• _Activity_
Could every line of the data be printed exactly as it reads?

+++ Data extract

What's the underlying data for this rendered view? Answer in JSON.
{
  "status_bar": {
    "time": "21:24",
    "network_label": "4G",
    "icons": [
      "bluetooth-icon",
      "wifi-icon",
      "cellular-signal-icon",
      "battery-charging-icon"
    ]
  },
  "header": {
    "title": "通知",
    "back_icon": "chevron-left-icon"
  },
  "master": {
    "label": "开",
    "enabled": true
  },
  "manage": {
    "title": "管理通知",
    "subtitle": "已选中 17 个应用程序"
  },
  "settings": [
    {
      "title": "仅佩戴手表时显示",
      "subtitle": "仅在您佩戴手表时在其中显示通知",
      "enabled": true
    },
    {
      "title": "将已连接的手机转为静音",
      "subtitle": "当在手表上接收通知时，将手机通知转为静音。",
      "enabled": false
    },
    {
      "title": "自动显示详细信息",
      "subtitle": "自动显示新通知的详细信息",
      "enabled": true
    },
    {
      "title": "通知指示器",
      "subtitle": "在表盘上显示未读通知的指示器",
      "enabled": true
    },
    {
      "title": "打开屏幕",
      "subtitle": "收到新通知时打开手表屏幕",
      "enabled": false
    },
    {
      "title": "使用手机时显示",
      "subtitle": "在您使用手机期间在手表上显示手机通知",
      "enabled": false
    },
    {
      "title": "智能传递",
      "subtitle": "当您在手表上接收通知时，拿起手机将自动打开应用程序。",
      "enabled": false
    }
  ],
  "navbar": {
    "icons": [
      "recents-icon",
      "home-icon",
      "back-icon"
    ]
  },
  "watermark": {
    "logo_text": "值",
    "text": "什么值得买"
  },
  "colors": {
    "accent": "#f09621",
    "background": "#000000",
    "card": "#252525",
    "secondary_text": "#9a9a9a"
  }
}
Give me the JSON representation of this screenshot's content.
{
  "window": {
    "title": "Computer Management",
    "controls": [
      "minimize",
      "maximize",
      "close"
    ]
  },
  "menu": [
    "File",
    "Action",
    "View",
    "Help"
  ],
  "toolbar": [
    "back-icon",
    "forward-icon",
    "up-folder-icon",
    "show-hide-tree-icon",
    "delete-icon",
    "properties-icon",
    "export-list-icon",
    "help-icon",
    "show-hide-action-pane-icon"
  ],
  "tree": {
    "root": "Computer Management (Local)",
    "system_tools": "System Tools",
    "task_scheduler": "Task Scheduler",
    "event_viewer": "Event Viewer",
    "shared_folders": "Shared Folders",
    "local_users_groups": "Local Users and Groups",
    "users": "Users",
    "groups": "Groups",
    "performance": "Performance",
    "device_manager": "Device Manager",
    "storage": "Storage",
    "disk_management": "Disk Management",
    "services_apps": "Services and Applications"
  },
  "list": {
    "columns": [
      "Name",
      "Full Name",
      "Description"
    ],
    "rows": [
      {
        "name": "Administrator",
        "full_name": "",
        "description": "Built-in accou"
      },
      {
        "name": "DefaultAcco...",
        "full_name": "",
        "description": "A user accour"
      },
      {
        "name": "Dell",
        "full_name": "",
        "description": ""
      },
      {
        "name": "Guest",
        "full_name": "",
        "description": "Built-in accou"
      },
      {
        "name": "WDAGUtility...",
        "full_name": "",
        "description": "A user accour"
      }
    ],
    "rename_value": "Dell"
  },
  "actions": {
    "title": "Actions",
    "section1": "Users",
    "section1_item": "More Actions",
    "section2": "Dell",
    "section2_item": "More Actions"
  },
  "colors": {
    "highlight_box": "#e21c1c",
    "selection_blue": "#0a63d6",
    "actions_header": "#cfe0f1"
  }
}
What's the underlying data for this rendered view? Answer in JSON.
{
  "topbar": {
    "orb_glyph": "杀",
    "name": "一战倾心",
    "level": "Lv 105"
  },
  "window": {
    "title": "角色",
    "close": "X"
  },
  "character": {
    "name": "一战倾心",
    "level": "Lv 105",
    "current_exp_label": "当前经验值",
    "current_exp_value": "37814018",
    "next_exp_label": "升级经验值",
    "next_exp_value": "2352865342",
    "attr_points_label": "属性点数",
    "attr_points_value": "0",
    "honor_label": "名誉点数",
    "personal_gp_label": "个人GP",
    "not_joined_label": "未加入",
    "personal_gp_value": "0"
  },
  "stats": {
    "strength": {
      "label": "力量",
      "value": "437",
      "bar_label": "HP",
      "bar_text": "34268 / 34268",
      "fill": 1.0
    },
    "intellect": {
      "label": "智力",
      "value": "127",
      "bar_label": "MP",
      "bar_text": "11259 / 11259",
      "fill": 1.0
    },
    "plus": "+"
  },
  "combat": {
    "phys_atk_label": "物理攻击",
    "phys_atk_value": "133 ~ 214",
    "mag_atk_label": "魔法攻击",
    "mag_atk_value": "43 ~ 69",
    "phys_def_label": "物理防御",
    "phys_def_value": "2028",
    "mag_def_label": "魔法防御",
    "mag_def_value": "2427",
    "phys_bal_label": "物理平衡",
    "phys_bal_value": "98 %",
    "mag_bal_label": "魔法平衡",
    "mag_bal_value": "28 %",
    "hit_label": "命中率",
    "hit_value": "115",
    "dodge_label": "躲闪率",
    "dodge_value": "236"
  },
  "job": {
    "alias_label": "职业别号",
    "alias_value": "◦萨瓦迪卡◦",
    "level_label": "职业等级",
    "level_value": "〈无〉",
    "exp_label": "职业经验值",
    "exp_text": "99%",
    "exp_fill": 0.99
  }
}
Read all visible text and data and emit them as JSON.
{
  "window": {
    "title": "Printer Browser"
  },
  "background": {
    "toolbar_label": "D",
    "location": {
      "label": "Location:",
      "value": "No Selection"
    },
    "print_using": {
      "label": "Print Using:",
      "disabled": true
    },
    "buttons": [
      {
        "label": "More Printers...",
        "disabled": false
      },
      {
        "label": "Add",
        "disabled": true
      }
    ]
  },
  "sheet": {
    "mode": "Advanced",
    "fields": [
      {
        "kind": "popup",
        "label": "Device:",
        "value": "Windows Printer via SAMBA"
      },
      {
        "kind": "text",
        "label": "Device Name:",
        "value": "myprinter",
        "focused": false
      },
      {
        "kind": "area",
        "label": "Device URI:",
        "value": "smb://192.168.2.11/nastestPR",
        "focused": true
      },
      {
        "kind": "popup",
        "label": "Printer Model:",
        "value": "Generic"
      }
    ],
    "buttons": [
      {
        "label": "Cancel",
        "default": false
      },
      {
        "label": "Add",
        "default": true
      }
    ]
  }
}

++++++

• _Exercise output_
What's the underlying data for this rendered view? Answer in JSON.
{
  "status_bar": {
    "time": "21:24",
    "network_label": "4G",
    "icons": [
      "bluetooth-icon",
      "wifi-icon",
      "cellular-signal-icon",
      "battery-charging-icon"
    ]
  },
  "header": {
    "title": "通知",
    "back_icon": "chevron-left-icon"
  },
  "master": {
    "label": "开",
    "enabled": true
  },
  "manage": {
    "title": "管理通知",
    "subtitle": "已选中 17 个应用程序"
  },
  "settings": [
    {
      "title": "仅佩戴手表时显示",
      "subtitle": "仅在您佩戴手表时在其中显示通知",
      "enabled": true
    },
    {
      "title": "将已连接的手机转为静音",
      "subtitle": "当在手表上接收通知时，将手机通知转为静音。",
      "enabled": false
    },
    {
      "title": "自动显示详细信息",
      "subtitle": "自动显示新通知的详细信息",
      "enabled": true
    },
    {
      "title": "通知指示器",
      "subtitle": "在表盘上显示未读通知的指示器",
      "enabled": true
    },
    {
      "title": "打开屏幕",
      "subtitle": "收到新通知时打开手表屏幕",
      "enabled": false
    },
    {
      "title": "使用手机时显示",
      "subtitle": "在您使用手机期间在手表上显示手机通知",
      "enabled": false
    },
    {
      "title": "智能传递",
      "subtitle": "当您在手表上接收通知时，拿起手机将自动打开应用程序。",
      "enabled": false
    }
  ],
  "navbar": {
    "icons": [
      "recents-icon",
      "home-icon",
      "back-icon"
    ]
  },
  "watermark": {
    "logo_text": "值",
    "text": "什么值得买"
  },
  "colors": {
    "accent": "#f09621",
    "background": "#000000",
    "card": "#252525",
    "secondary_text": "#9a9a9a"
  }
}
Give me the JSON representation of this screenshot's content.
{
  "window": {
    "title": "Computer Management",
    "controls": [
      "minimize",
      "maximize",
      "close"
    ]
  },
  "menu": [
    "File",
    "Action",
    "View",
    "Help"
  ],
  "toolbar": [
    "back-icon",
    "forward-icon",
    "up-folder-icon",
    "show-hide-tree-icon",
    "delete-icon",
    "properties-icon",
    "export-list-icon",
    "help-icon",
    "show-hide-action-pane-icon"
  ],
  "tree": {
    "root": "Computer Management (Local)",
    "system_tools": "System Tools",
    "task_scheduler": "Task Scheduler",
    "event_viewer": "Event Viewer",
    "shared_folders": "Shared Folders",
    "local_users_groups": "Local Users and Groups",
    "users": "Users",
    "groups": "Groups",
    "performance": "Performance",
    "device_manager": "Device Manager",
    "storage": "Storage",
    "disk_management": "Disk Management",
    "services_apps": "Services and Applications"
  },
  "list": {
    "columns": [
      "Name",
      "Full Name",
      "Description"
    ],
    "rows": [
      {
        "name": "Administrator",
        "full_name": "",
        "description": "Built-in accou"
      },
      {
        "name": "DefaultAcco...",
        "full_name": "",
        "description": "A user accour"
      },
      {
        "name": "Dell",
        "full_name": "",
        "description": ""
      },
      {
        "name": "Guest",
        "full_name": "",
        "description": "Built-in accou"
      },
      {
        "name": "WDAGUtility...",
        "full_name": "",
        "description": "A user accour"
      }
    ],
    "rename_value": "Dell"
  },
  "actions": {
    "title": "Actions",
    "section1": "Users",
    "section1_item": "More Actions",
    "section2": "Dell",
    "section2_item": "More Actions"
  },
  "colors": {
    "highlight_box": "#e21c1c",
    "selection_blue": "#0a63d6",
    "actions_header": "#cfe0f1"
  }
}
What's the underlying data for this rendered view? Answer in JSON.
{
  "topbar": {
    "orb_glyph": "杀",
    "name": "一战倾心",
    "level": "Lv 105"
  },
  "window": {
    "title": "角色",
    "close": "X"
  },
  "character": {
    "name": "一战倾心",
    "level": "Lv 105",
    "current_exp_label": "当前经验值",
    "current_exp_value": "37814018",
    "next_exp_label": "升级经验值",
    "next_exp_value": "2352865342",
    "attr_points_label": "属性点数",
    "attr_points_value": "0",
    "honor_label": "名誉点数",
    "personal_gp_label": "个人GP",
    "not_joined_label": "未加入",
    "personal_gp_value": "0"
  },
  "stats": {
    "strength": {
      "label": "力量",
      "value": "437",
      "bar_label": "HP",
      "bar_text": "34268 / 34268",
      "fill": 1.0
    },
    "intellect": {
      "label": "智力",
      "value": "127",
      "bar_label": "MP",
      "bar_text": "11259 / 11259",
      "fill": 1.0
    },
    "plus": "+"
  },
  "combat": {
    "phys_atk_label": "物理攻击",
    "phys_atk_value": "133 ~ 214",
    "mag_atk_label": "魔法攻击",
    "mag_atk_value": "43 ~ 69",
    "phys_def_label": "物理防御",
    "phys_def_value": "2028",
    "mag_def_label": "魔法防御",
    "mag_def_value": "2427",
    "phys_bal_label": "物理平衡",
    "phys_bal_value": "98 %",
    "mag_bal_label": "魔法平衡",
    "mag_bal_value": "28 %",
    "hit_label": "命中率",
    "hit_value": "115",
    "dodge_label": "躲闪率",
    "dodge_value": "236"
  },
  "job": {
    "alias_label": "职业别号",
    "alias_value": "◦萨瓦迪卡◦",
    "level_label": "职业等级",
    "level_value": "〈无〉",
    "exp_label": "职业经验值",
    "exp_text": "99%",
    "exp_fill": 0.99
  }
}
Read all visible text and data and emit them as JSON.
{
  "window": {
    "title": "Printer Browser"
  },
  "background": {
    "toolbar_label": "D",
    "location": {
      "label": "Location:",
      "value": "No Selection"
    },
    "print_using": {
      "label": "Print Using:",
      "disabled": true
    },
    "buttons": [
      {
        "label": "More Printers...",
        "disabled": false
      },
      {
        "label": "Add",
        "disabled": true
      }
    ]
  },
  "sheet": {
    "mode": "Advanced",
    "fields": [
      {
        "kind": "popup",
        "label": "Device:",
        "value": "Windows Printer via SAMBA"
      },
      {
        "kind": "text",
        "label": "Device Name:",
        "value": "myprinter",
        "focused": false
      },
      {
        "kind": "area",
        "label": "Device URI:",
        "value": "smb://192.168.2.11/nastestPR",
        "focused": true
      },
      {
        "kind": "popup",
        "label": "Printer Model:",
        "value": "Generic"
      }
    ],
    "buttons": [
      {
        "label": "Cancel",
        "default": false
      },
      {
        "label": "Add",
        "default": true
      }
    ]
  }
}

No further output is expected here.